::: SOURCE INFORMATION :::

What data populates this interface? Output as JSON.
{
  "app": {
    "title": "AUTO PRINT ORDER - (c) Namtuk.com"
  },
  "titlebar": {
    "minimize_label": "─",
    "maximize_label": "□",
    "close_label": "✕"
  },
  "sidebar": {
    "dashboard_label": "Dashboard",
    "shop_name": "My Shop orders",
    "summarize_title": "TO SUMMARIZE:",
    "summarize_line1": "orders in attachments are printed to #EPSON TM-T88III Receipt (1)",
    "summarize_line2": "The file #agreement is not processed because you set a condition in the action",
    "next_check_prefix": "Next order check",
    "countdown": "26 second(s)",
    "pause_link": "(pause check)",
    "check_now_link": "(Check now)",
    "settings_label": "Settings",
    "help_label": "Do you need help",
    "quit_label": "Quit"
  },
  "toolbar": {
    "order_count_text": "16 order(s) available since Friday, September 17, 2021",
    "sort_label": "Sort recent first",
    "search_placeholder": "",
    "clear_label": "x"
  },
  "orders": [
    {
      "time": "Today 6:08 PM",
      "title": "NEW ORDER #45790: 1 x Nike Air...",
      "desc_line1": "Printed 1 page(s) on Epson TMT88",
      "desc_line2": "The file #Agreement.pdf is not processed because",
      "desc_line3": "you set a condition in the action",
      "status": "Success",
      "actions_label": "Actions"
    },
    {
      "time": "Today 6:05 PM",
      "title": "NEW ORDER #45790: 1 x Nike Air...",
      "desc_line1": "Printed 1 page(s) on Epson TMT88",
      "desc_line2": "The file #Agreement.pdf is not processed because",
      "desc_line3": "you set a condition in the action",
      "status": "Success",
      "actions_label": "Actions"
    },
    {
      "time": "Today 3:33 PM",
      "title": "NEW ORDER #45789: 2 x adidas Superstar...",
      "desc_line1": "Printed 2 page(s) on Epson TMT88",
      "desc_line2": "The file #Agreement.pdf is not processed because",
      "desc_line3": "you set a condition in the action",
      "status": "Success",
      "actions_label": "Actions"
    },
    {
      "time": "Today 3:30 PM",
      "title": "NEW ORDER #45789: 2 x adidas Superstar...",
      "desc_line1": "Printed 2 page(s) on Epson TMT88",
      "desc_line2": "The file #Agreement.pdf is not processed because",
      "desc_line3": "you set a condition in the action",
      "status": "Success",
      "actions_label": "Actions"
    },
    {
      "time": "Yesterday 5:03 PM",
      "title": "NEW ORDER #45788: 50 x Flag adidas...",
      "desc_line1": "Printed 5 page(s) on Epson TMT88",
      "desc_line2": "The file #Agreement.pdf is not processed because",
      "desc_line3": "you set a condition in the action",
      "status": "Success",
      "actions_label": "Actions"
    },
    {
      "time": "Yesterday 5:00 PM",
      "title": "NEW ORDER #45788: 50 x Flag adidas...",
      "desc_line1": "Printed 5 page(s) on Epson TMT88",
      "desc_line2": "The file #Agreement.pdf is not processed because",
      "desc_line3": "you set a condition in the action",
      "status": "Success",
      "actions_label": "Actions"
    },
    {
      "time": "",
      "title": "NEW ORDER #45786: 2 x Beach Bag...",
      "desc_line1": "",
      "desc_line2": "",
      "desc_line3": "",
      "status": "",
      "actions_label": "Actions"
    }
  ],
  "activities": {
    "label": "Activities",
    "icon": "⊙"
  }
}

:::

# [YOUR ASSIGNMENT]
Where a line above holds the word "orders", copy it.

# [PROBLEM SOLUTION]
    "shop_name": "My Shop orders",
    "summarize_line1": "orders in attachments are printed to #EPSON TM-T88III Receipt (1)",
  "orders": [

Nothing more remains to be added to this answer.